- Jackie Chan fan Brandon Lee paid homage in his film Rapid Fire by filming a similar sequence from the mall fight scene, in which Jackie's character rams a villain with a motorcycle, through multiple layers of glass.
- The scene where Chan stops a bus in Police Story, inspired a similar scene in the Sylvester Stallone and Kurt Russell film Tango & Cash.
- Between 1994 and 2004, the Hong Kong TV series Police Report adopted the Police Story theme song sung by Jackie Chan, as its own theme. Televised job advertisements for the Hong Kong Police also adopted segments of the song.
Police Story 2 (Chinese: 警察故事２), made in 1988, features many of the same actors reprising their roles from the original. The story picks up with Chan Ka-Kui demoted to traffic cop for causing so much damage in his apprehension of Chu. Chu has been released from prison on the pretense that he is terminally ill, and Chu and his clan continue to harass Chan and his girlfriend May as Chan gets reinstated to the detective unit when criminal bombers begin extorting money from businessmen.Police Story 3: Super Cop
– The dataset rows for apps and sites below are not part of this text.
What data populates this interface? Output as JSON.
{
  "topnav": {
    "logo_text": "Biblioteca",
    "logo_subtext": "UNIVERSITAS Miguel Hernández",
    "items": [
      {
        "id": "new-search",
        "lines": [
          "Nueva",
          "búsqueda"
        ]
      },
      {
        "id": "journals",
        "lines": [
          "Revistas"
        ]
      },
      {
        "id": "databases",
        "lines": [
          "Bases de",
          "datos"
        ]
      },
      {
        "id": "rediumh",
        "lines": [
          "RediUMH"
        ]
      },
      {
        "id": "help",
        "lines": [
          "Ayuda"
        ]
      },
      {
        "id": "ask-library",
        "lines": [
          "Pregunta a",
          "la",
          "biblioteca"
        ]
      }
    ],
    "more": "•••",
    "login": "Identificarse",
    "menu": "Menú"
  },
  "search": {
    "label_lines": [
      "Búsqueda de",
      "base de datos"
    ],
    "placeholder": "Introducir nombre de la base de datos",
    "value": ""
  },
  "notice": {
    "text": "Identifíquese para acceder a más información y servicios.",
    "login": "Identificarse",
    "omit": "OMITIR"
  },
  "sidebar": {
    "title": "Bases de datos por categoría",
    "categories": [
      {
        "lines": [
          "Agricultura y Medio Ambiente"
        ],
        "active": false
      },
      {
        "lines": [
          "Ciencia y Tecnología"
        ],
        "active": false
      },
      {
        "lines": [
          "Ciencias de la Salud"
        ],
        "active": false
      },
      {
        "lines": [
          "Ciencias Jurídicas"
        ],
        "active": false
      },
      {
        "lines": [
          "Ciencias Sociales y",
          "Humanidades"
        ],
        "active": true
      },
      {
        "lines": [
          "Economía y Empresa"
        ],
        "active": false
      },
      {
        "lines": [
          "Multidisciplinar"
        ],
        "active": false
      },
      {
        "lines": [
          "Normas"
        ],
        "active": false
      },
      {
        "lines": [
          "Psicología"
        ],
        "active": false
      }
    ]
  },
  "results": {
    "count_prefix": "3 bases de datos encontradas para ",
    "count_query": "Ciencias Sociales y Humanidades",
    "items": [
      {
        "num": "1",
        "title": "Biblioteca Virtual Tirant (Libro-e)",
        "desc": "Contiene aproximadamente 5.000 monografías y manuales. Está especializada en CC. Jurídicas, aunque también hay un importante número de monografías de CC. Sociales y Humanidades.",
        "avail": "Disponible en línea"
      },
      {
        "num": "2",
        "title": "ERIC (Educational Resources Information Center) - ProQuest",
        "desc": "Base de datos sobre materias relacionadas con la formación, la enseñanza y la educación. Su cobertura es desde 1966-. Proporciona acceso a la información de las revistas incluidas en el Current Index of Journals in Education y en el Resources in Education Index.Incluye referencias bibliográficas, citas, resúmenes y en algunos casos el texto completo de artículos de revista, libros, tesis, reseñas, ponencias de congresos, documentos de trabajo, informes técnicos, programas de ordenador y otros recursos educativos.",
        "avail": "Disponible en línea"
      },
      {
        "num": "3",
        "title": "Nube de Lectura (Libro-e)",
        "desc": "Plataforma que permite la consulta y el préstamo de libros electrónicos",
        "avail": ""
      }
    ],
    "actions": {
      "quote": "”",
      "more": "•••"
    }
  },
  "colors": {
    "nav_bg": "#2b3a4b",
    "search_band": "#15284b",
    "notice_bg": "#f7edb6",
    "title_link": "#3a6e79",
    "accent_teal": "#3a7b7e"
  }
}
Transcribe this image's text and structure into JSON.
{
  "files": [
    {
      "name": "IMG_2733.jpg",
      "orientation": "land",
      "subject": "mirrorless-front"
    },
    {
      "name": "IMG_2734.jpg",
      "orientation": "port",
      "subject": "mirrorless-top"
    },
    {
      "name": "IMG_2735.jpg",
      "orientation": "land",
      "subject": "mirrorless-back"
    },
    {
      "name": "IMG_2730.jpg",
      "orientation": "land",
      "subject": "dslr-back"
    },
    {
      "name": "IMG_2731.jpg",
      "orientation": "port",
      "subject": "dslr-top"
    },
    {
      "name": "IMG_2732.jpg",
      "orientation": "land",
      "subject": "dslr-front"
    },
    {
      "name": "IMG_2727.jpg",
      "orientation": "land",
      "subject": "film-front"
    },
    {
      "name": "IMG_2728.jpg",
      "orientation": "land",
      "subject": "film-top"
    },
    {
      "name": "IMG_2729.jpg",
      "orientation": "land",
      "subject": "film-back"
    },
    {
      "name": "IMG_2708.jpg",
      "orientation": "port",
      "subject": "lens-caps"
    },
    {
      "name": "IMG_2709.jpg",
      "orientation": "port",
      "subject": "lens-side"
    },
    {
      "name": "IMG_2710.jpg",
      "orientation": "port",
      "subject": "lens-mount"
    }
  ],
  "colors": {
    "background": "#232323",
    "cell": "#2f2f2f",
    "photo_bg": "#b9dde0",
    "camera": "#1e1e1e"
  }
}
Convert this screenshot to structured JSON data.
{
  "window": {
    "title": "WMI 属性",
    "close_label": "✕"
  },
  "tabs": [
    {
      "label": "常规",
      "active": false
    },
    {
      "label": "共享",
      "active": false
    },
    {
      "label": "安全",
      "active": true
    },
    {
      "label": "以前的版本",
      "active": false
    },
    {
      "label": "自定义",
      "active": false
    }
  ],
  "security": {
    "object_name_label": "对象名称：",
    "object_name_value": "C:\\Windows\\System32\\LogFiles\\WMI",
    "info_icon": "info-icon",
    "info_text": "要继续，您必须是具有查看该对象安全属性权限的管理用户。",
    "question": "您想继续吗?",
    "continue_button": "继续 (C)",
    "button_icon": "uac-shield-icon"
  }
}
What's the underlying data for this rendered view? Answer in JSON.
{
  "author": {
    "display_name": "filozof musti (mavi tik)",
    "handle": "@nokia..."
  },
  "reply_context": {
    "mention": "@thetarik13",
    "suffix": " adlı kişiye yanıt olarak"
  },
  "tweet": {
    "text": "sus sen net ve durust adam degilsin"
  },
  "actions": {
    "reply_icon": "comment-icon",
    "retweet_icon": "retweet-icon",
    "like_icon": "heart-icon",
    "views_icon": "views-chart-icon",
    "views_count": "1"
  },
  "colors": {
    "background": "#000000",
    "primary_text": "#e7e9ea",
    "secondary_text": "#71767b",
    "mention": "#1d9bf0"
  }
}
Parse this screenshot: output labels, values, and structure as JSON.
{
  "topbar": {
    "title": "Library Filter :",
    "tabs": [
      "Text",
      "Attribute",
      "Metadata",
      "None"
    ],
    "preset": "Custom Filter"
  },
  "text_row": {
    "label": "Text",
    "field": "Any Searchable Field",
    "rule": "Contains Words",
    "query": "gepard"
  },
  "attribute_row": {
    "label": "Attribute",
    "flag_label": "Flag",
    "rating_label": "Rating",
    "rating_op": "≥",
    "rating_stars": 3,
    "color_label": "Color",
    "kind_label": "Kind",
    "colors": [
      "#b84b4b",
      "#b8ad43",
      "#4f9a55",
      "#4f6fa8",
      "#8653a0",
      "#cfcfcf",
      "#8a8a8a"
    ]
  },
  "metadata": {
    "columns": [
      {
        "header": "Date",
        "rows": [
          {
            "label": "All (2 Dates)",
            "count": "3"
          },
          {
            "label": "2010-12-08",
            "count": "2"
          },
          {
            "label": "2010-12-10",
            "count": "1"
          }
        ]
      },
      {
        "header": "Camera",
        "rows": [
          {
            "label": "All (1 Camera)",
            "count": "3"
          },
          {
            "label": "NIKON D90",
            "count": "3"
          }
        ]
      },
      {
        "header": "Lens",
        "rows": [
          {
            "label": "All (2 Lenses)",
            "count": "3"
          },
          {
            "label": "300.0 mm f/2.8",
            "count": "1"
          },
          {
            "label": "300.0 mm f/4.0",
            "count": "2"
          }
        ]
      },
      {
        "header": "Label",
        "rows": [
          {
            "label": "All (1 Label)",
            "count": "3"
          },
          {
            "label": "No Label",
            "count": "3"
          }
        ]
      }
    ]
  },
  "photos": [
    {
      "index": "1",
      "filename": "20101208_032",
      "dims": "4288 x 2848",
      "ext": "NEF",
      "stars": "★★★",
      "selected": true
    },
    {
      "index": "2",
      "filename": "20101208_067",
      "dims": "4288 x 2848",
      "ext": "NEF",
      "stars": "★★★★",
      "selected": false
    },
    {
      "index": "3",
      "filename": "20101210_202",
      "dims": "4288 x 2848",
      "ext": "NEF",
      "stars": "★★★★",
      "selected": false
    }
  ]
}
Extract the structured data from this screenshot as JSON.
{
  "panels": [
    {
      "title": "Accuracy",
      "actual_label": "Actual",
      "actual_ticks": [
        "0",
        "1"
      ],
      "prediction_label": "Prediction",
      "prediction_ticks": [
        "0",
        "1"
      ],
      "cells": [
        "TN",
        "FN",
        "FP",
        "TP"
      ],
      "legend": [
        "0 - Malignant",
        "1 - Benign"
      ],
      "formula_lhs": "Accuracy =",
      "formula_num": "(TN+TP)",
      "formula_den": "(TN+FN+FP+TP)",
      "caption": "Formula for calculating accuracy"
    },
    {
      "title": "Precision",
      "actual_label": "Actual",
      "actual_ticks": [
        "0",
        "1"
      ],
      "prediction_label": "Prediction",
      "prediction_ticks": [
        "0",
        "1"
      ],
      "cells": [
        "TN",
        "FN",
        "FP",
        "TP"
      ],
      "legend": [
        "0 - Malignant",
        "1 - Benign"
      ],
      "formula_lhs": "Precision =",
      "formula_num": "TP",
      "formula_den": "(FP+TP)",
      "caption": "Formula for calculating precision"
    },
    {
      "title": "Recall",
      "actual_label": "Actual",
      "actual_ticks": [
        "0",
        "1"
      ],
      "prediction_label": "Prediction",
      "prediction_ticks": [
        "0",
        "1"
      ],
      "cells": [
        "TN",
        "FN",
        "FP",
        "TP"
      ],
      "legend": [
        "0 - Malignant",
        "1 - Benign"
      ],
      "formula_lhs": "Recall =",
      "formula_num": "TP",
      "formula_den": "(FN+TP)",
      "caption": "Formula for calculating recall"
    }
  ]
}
Police Story 3 (Chinese: 警察故事３超級警察, or Supercop) was made in 1992. Michelle Yeoh joins the cast, portraying a police officer from Mainland China. The story involves Chan and Yeoh's characters going undercover to break up a drug smuggling ring in Malaysia. The action moves from China to Kuala Lumpur, where Chan's girlfriend May is kidnapped. The film marks the last appearance of Maggie Cheung as May. Michelle Yeoh reprises her role in the spin-off,Project S (1993). Dimension Films released Police Story 3 in the US in 1996 under the name of Supercop with some edits to the film, the complete replacement of all music and sound effects, and English dubbing.Police Story 4: First Strike
Police Story 4 (Chinese: 簡單任務 or Jackie Chan's First Strike), made in 1996, is the only film in the Police Story series made partially in English. The action shifts away from Hong Kong and East Asia, with a globe trekking espionage plot, lending the film the air of a James Bond adventure. New Line Cinema's US release contained several alterations. Filmed on location in Ukraine and Australia, the film also marks the last appearance of Bill Tung, who plays Chan's superior in the series.New Police Story
New Police Story (Chinese: 新警察故事), made in 2004, is a reboot of the Police Story series. Chan portrays a disgraced detective named Wing, and acts alongside younger Hong Kong actors including Nicholas Tse, Charlene Choi andDaniel Wu. The story features a more dramatic focus, taking a darker and more serious tone.Police Story 2013
Police Story 2013 is a 2013 Chinese-Hong Kong action crime film starring Jackie Chan in another reboot of the Police Story film series. The film is directed by Ding Sheng, whom previously helmed Chan's Little Big Soldier. According to Chan, unlike the previous Police Story films where he portrayed a Hong Kong cop, in the new film he will portray a mainland Chinese officer. Like New Police Story, 2013 is a stand-alone installment with a darker tone than the previous installments, which were comedies.